Data listing:
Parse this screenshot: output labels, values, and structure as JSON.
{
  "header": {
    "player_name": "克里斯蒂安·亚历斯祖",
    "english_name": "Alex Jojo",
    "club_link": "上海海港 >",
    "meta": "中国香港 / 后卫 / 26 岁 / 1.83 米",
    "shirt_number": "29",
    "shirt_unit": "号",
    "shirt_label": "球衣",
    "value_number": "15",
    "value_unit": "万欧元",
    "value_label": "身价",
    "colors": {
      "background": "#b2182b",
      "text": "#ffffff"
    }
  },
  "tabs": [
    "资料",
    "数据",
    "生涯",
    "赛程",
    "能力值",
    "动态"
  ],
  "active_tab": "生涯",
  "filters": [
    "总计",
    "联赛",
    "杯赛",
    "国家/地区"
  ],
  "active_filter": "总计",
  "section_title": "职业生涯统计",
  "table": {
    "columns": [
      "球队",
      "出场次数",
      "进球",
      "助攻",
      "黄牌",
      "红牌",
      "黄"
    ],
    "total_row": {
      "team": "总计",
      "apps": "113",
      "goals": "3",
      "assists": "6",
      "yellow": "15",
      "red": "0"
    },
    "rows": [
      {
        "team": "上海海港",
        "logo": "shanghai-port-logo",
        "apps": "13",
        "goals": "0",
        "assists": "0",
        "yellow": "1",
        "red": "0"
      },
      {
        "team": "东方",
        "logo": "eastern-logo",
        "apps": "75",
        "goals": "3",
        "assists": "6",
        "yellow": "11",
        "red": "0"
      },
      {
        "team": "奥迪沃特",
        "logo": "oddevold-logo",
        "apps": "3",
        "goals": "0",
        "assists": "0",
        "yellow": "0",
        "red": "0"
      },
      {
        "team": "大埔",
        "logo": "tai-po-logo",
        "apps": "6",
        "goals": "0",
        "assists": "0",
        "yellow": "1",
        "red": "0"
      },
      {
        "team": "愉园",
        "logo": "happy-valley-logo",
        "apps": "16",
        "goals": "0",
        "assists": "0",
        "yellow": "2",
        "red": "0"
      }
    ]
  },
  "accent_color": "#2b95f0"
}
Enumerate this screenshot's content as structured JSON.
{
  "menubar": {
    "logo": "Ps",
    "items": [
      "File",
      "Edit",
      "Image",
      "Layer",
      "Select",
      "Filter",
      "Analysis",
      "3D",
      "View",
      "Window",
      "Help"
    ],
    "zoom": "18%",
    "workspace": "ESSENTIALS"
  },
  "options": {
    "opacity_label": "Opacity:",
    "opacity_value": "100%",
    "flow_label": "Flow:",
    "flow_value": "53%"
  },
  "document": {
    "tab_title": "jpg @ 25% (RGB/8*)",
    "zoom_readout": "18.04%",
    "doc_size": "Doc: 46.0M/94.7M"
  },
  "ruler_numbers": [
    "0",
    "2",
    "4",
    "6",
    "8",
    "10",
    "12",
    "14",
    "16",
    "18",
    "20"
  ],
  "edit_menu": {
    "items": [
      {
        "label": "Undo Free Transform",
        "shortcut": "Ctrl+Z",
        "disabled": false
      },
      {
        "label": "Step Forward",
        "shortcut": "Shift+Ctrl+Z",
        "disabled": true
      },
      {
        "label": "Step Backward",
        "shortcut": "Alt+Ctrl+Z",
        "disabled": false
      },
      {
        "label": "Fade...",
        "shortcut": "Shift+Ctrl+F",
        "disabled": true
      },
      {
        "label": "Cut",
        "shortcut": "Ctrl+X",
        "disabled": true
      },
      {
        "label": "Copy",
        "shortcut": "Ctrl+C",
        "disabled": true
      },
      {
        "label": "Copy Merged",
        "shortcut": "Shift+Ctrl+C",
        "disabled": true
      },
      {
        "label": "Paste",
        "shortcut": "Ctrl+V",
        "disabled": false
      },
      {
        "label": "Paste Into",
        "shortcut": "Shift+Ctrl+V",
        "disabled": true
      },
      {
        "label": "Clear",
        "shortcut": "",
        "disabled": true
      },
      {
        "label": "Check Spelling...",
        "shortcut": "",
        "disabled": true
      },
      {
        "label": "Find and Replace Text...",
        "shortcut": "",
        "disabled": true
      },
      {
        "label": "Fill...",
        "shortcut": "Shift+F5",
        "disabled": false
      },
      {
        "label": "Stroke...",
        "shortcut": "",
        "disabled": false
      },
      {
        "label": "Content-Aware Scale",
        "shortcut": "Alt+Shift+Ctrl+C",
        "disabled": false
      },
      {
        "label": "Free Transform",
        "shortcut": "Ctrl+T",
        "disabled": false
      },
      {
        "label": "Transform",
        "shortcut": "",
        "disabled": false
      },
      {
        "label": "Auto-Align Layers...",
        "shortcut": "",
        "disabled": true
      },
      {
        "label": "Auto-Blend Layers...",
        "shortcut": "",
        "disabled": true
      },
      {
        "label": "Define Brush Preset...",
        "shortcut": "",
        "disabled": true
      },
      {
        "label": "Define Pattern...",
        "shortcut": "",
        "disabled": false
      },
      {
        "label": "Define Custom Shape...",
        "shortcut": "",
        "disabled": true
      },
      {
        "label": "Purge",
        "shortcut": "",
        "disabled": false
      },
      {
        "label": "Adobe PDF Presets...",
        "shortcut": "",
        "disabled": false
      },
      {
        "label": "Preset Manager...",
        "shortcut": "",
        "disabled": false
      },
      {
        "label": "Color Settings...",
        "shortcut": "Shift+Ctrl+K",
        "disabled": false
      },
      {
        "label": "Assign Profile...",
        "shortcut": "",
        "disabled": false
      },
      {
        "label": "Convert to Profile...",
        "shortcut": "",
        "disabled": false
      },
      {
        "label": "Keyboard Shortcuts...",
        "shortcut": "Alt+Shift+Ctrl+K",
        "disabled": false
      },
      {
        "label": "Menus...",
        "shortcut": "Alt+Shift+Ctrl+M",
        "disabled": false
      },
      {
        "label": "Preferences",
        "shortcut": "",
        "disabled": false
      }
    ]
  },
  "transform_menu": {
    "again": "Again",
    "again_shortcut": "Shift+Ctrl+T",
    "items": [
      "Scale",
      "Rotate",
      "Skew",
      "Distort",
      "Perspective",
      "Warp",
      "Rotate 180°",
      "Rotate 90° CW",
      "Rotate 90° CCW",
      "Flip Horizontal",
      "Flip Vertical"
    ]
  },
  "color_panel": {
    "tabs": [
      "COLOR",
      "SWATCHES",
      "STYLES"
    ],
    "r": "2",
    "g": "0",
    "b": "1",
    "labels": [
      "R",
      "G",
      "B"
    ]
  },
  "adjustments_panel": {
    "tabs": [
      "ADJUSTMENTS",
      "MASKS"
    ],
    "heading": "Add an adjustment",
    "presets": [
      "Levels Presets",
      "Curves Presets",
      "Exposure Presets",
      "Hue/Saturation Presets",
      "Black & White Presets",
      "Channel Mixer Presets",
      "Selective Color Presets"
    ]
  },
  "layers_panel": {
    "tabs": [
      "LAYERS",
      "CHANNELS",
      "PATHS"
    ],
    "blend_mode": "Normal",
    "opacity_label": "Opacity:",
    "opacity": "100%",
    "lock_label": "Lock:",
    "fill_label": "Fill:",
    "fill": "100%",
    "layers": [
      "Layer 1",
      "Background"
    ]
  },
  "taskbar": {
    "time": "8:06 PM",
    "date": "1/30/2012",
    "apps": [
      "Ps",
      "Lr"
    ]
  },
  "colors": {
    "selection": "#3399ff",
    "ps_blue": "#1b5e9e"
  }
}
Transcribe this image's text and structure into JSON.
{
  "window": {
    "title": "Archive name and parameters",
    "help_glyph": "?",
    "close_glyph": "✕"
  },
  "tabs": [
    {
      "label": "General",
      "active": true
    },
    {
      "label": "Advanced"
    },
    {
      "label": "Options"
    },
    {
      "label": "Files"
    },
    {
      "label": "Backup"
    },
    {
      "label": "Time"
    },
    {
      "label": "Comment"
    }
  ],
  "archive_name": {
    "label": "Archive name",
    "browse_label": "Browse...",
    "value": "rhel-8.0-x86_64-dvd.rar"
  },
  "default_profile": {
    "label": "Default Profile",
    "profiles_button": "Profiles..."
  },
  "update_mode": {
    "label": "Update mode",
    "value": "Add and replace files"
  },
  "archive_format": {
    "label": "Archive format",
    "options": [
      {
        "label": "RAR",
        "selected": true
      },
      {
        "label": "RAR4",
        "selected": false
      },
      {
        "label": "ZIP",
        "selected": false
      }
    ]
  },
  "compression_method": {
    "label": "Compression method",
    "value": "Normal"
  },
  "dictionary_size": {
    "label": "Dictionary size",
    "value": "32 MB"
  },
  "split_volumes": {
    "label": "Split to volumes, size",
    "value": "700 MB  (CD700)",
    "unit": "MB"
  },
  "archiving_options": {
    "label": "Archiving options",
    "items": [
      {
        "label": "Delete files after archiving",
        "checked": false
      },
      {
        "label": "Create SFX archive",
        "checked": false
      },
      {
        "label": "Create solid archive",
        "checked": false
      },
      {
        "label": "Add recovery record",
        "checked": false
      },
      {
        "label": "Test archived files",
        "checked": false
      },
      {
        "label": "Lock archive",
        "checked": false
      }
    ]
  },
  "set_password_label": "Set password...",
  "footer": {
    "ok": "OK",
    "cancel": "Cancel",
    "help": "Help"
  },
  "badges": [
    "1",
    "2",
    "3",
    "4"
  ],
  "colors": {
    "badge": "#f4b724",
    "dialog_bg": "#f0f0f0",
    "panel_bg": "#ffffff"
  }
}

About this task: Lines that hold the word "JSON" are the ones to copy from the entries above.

Answer to this task:
Parse this screenshot: output labels, values, and structure as JSON.
Enumerate this screenshot's content as structured JSON.
Transcribe this image's text and structure into JSON.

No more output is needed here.